[Assignment] Across the listing below, count the lines containing "Lenovo". Give nothing but the number.

[Listed entries]

━━━━━━━━

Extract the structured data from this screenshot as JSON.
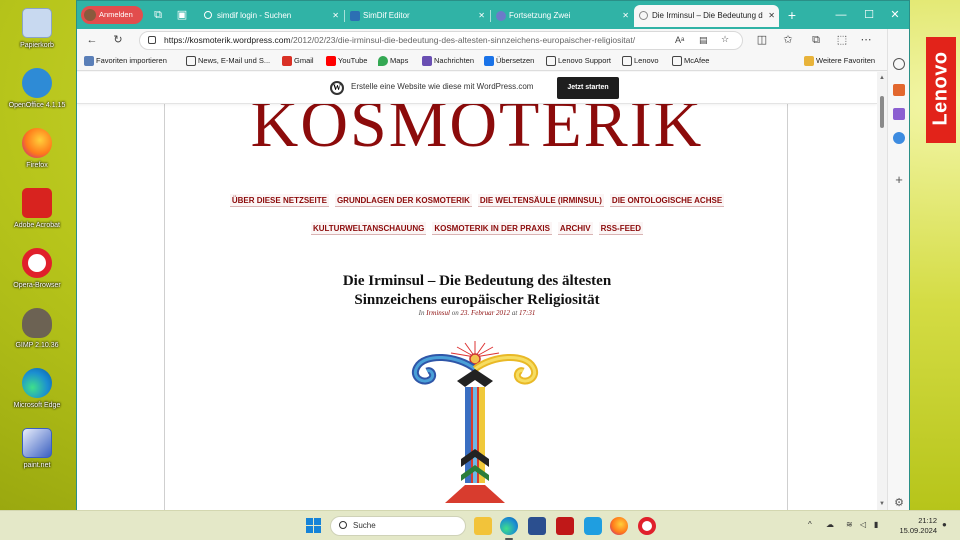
{
  "desktop": {
    "icons": [
      {
        "label": "Papierkorb",
        "icon": "recycle-bin-icon",
        "color": "#c8d9f0"
      },
      {
        "label": "OpenOffice 4.1.15",
        "icon": "openoffice-icon",
        "color": "#2e8bd6"
      },
      {
        "label": "Firefox",
        "icon": "firefox-icon",
        "color": "#ff7a1a"
      },
      {
        "label": "Adobe Acrobat",
        "icon": "acrobat-icon",
        "color": "#d8231f"
      },
      {
        "label": "Opera-Browser",
        "icon": "opera-icon",
        "color": "#e0202b"
      },
      {
        "label": "GIMP 2.10.36",
        "icon": "gimp-icon",
        "color": "#6c6253"
      },
      {
        "label": "Microsoft Edge",
        "icon": "edge-icon",
        "color": "#1b8ed1"
      },
      {
        "label": "paint.net",
        "icon": "paintnet-icon",
        "color": "#3a5fc0"
      }
    ],
    "brand_badge": "Lenovo"
  },
  "browser": {
    "profile_label": "Anmelden",
    "tabs": [
      {
        "title": "simdif login - Suchen",
        "icon": "search-icon",
        "fav_color": "#5b9bd5",
        "active": false
      },
      {
        "title": "SimDif Editor",
        "icon": "simdif-icon",
        "fav_color": "#2c6fb3",
        "active": false
      },
      {
        "title": "Fortsetzung Zwei",
        "icon": "globe-icon",
        "fav_color": "#6c7bc9",
        "active": false
      },
      {
        "title": "Die Irminsul – Die Bedeutung d",
        "icon": "wordpress-icon",
        "fav_color": "#888888",
        "active": true
      }
    ],
    "new_tab": "+",
    "address": {
      "url_host": "https://kosmoterik.wordpress.com",
      "url_path": "/2012/02/23/die-irminsul-die-bedeutung-des-altesten-sinnzeichens-europaischer-religiositat/"
    },
    "favorites": [
      {
        "label": "Favoriten importieren",
        "color": "#5a7fb8"
      },
      {
        "label": "News, E-Mail und S...",
        "color": "#444444"
      },
      {
        "label": "Gmail",
        "color": "#d93025"
      },
      {
        "label": "YouTube",
        "color": "#ff0000"
      },
      {
        "label": "Maps",
        "color": "#34a853"
      },
      {
        "label": "Nachrichten",
        "color": "#6a4fb3"
      },
      {
        "label": "Übersetzen",
        "color": "#1a73e8"
      },
      {
        "label": "Lenovo Support",
        "color": "#444444"
      },
      {
        "label": "Lenovo",
        "color": "#e2231a"
      },
      {
        "label": "McAfee",
        "color": "#c01818"
      },
      {
        "label": "Weitere Favoriten",
        "color": "#e8b33a"
      }
    ]
  },
  "wp_banner": {
    "text": "Erstelle eine Website wie diese mit WordPress.com",
    "button": "Jetzt starten"
  },
  "page": {
    "site_title": "KOSMOTERIK",
    "nav_row1": [
      "ÜBER DIESE NETZSEITE",
      "GRUNDLAGEN DER KOSMOTERIK",
      "DIE WELTENSÄULE (IRMINSUL)",
      "DIE ONTOLOGISCHE ACHSE"
    ],
    "nav_row2": [
      "KULTURWELTANSCHAUUNG",
      "KOSMOTERIK IN DER PRAXIS",
      "ARCHIV",
      "RSS-FEED"
    ],
    "post_title_line1": "Die Irminsul – Die Bedeutung des ältesten",
    "post_title_line2": "Sinnzeichens europäischer Religiosität",
    "meta_in": "In",
    "meta_category": "Irminsul",
    "meta_on": "on",
    "meta_date": "23. Februar 2012",
    "meta_at": "at",
    "meta_time": "17:31"
  },
  "taskbar": {
    "search_placeholder": "Suche",
    "clock_time": "21:12",
    "clock_date": "15.09.2024"
  }
}
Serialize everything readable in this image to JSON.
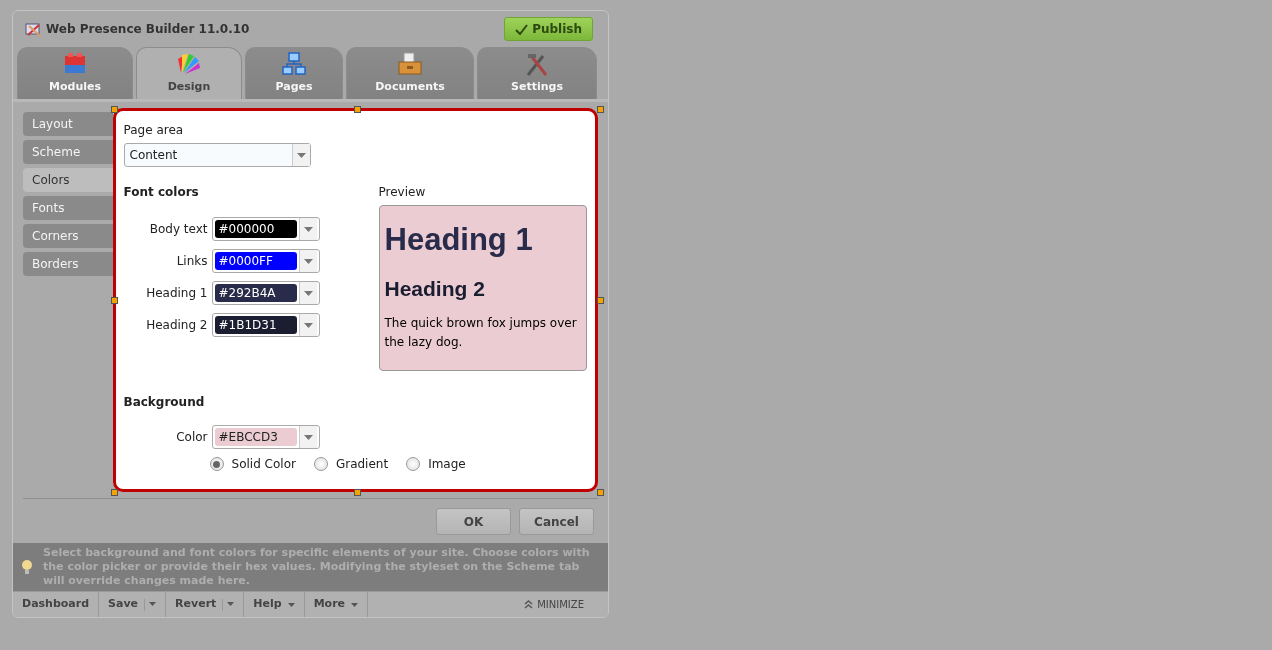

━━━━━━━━

[Result for this task] 3